:: Task goal ::
Retype every line below precisely as it appears.

:: Exercise materials ::
┌────────

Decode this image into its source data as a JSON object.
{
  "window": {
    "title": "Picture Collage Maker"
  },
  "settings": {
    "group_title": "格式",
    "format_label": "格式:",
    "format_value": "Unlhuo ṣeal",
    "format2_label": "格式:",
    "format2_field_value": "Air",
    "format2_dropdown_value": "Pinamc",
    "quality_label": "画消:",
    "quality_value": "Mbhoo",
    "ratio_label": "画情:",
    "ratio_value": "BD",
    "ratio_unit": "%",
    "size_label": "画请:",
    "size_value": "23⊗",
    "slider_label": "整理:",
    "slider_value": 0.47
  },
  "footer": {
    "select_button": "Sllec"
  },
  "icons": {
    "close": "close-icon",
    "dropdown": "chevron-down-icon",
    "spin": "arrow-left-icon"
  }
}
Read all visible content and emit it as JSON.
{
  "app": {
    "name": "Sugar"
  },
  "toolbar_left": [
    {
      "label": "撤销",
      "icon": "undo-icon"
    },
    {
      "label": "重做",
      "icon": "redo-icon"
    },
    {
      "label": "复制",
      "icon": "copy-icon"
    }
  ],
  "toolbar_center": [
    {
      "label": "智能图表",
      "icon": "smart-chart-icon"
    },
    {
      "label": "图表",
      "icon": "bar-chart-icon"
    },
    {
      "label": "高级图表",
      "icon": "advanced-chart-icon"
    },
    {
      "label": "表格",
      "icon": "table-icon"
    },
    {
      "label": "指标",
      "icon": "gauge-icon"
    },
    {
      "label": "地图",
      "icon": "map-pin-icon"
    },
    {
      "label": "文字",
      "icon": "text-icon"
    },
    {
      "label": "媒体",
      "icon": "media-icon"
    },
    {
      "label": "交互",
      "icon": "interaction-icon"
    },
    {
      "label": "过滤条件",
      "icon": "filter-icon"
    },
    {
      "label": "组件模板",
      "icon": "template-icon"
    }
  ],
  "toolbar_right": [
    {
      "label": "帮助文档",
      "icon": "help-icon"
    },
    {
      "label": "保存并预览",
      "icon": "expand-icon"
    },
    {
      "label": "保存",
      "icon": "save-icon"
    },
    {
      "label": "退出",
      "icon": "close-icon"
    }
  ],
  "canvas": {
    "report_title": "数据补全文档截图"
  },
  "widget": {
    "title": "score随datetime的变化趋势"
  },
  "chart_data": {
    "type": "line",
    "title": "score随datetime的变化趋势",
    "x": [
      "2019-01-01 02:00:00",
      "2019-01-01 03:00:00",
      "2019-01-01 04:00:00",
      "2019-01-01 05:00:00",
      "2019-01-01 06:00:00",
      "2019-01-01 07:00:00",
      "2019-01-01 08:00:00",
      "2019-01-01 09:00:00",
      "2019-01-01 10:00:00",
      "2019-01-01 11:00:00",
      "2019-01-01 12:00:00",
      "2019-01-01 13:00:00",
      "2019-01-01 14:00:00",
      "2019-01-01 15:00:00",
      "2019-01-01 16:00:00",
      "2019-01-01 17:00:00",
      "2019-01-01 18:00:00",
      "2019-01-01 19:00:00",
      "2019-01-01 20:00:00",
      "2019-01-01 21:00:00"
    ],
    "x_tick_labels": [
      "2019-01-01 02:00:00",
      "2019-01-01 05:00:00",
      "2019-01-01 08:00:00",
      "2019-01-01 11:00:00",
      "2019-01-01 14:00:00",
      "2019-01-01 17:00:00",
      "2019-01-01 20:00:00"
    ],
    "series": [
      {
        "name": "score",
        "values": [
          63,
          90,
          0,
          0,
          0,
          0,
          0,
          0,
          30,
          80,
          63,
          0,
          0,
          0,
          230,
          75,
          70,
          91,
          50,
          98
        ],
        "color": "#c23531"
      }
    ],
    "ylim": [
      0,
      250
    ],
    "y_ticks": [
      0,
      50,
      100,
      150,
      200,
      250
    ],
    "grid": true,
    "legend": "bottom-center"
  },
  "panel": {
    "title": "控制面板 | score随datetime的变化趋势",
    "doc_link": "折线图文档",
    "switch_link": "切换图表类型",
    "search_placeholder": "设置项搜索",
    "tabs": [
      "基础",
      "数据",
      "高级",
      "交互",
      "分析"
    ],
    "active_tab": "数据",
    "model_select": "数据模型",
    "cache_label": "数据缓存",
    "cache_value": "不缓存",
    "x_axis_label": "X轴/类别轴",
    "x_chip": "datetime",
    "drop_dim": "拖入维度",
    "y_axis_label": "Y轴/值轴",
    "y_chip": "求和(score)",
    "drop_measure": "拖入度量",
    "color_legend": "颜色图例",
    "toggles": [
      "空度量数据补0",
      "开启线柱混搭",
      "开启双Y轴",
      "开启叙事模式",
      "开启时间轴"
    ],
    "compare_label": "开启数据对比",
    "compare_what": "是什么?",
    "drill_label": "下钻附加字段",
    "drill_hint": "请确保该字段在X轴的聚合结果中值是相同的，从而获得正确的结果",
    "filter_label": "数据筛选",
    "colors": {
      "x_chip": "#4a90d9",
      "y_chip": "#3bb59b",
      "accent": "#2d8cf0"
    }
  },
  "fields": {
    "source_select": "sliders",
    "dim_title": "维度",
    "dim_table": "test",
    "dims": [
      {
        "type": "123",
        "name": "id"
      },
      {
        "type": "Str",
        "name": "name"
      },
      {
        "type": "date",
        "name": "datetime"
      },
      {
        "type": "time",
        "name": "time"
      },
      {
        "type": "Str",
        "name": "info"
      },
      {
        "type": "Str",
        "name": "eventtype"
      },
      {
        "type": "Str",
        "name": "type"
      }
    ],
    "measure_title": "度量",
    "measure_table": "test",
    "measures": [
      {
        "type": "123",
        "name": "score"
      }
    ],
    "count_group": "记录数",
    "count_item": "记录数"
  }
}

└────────

:: Solved problem ::
Decode this image into its source data as a JSON object.
{
  "window": {
    "title": "Picture Collage Maker"
  },
  "settings": {
    "group_title": "格式",
    "format_label": "格式:",
    "format_value": "Unlhuo ṣeal",
    "format2_label": "格式:",
    "format2_field_value": "Air",
    "format2_dropdown_value": "Pinamc",
    "quality_label": "画消:",
    "quality_value": "Mbhoo",
    "ratio_label": "画情:",
    "ratio_value": "BD",
    "ratio_unit": "%",
    "size_label": "画请:",
    "size_value": "23⊗",
    "slider_label": "整理:",
    "slider_value": 0.47
  },
  "footer": {
    "select_button": "Sllec"
  },
  "icons": {
    "close": "close-icon",
    "dropdown": "chevron-down-icon",
    "spin": "arrow-left-icon"
  }
}
Read all visible content and emit it as JSON.
{
  "app": {
    "name": "Sugar"
  },
  "toolbar_left": [
    {
      "label": "撤销",
      "icon": "undo-icon"
    },
    {
      "label": "重做",
      "icon": "redo-icon"
    },
    {
      "label": "复制",
      "icon": "copy-icon"
    }
  ],
  "toolbar_center": [
    {
      "label": "智能图表",
      "icon": "smart-chart-icon"
    },
    {
      "label": "图表",
      "icon": "bar-chart-icon"
    },
    {
      "label": "高级图表",
      "icon": "advanced-chart-icon"
    },
    {
      "label": "表格",
      "icon": "table-icon"
    },
    {
      "label": "指标",
      "icon": "gauge-icon"
    },
    {
      "label": "地图",
      "icon": "map-pin-icon"
    },
    {
      "label": "文字",
      "icon": "text-icon"
    },
    {
      "label": "媒体",
      "icon": "media-icon"
    },
    {
      "label": "交互",
      "icon": "interaction-icon"
    },
    {
      "label": "过滤条件",
      "icon": "filter-icon"
    },
    {
      "label": "组件模板",
      "icon": "template-icon"
    }
  ],
  "toolbar_right": [
    {
      "label": "帮助文档",
      "icon": "help-icon"
    },
    {
      "label": "保存并预览",
      "icon": "expand-icon"
    },
    {
      "label": "保存",
      "icon": "save-icon"
    },
    {
      "label": "退出",
      "icon": "close-icon"
    }
  ],
  "canvas": {
    "report_title": "数据补全文档截图"
  },
  "widget": {
    "title": "score随datetime的变化趋势"
  },
  "chart_data": {
    "type": "line",
    "title": "score随datetime的变化趋势",
    "x": [
      "2019-01-01 02:00:00",
      "2019-01-01 03:00:00",
      "2019-01-01 04:00:00",
      "2019-01-01 05:00:00",
      "2019-01-01 06:00:00",
      "2019-01-01 07:00:00",
      "2019-01-01 08:00:00",
      "2019-01-01 09:00:00",
      "2019-01-01 10:00:00",
      "2019-01-01 11:00:00",
      "2019-01-01 12:00:00",
      "2019-01-01 13:00:00",
      "2019-01-01 14:00:00",
      "2019-01-01 15:00:00",
      "2019-01-01 16:00:00",
      "2019-01-01 17:00:00",
      "2019-01-01 18:00:00",
      "2019-01-01 19:00:00",
      "2019-01-01 20:00:00",
      "2019-01-01 21:00:00"
    ],
    "x_tick_labels": [
      "2019-01-01 02:00:00",
      "2019-01-01 05:00:00",
      "2019-01-01 08:00:00",
      "2019-01-01 11:00:00",
      "2019-01-01 14:00:00",
      "2019-01-01 17:00:00",
      "2019-01-01 20:00:00"
    ],
    "series": [
      {
        "name": "score",
        "values": [
          63,
          90,
          0,
          0,
          0,
          0,
          0,
          0,
          30,
          80,
          63,
          0,
          0,
          0,
          230,
          75,
          70,
          91,
          50,
          98
        ],
        "color": "#c23531"
      }
    ],
    "ylim": [
      0,
      250
    ],
    "y_ticks": [
      0,
      50,
      100,
      150,
      200,
      250
    ],
    "grid": true,
    "legend": "bottom-center"
  },
  "panel": {
    "title": "控制面板 | score随datetime的变化趋势",
    "doc_link": "折线图文档",
    "switch_link": "切换图表类型",
    "search_placeholder": "设置项搜索",
    "tabs": [
      "基础",
      "数据",
      "高级",
      "交互",
      "分析"
    ],
    "active_tab": "数据",
    "model_select": "数据模型",
    "cache_label": "数据缓存",
    "cache_value": "不缓存",
    "x_axis_label": "X轴/类别轴",
    "x_chip": "datetime",
    "drop_dim": "拖入维度",
    "y_axis_label": "Y轴/值轴",
    "y_chip": "求和(score)",
    "drop_measure": "拖入度量",
    "color_legend": "颜色图例",
    "toggles": [
      "空度量数据补0",
      "开启线柱混搭",
      "开启双Y轴",
      "开启叙事模式",
      "开启时间轴"
    ],
    "compare_label": "开启数据对比",
    "compare_what": "是什么?",
    "drill_label": "下钻附加字段",
    "drill_hint": "请确保该字段在X轴的聚合结果中值是相同的，从而获得正确的结果",
    "filter_label": "数据筛选",
    "colors": {
      "x_chip": "#4a90d9",
      "y_chip": "#3bb59b",
      "accent": "#2d8cf0"
    }
  },
  "fields": {
    "source_select": "sliders",
    "dim_title": "维度",
    "dim_table": "test",
    "dims": [
      {
        "type": "123",
        "name": "id"
      },
      {
        "type": "Str",
        "name": "name"
      },
      {
        "type": "date",
        "name": "datetime"
      },
      {
        "type": "time",
        "name": "time"
      },
      {
        "type": "Str",
        "name": "info"
      },
      {
        "type": "Str",
        "name": "eventtype"
      },
      {
        "type": "Str",
        "name": "type"
      }
    ],
    "measure_title": "度量",
    "measure_table": "test",
    "measures": [
      {
        "type": "123",
        "name": "score"
      }
    ],
    "count_group": "记录数",
    "count_item": "记录数"
  }
}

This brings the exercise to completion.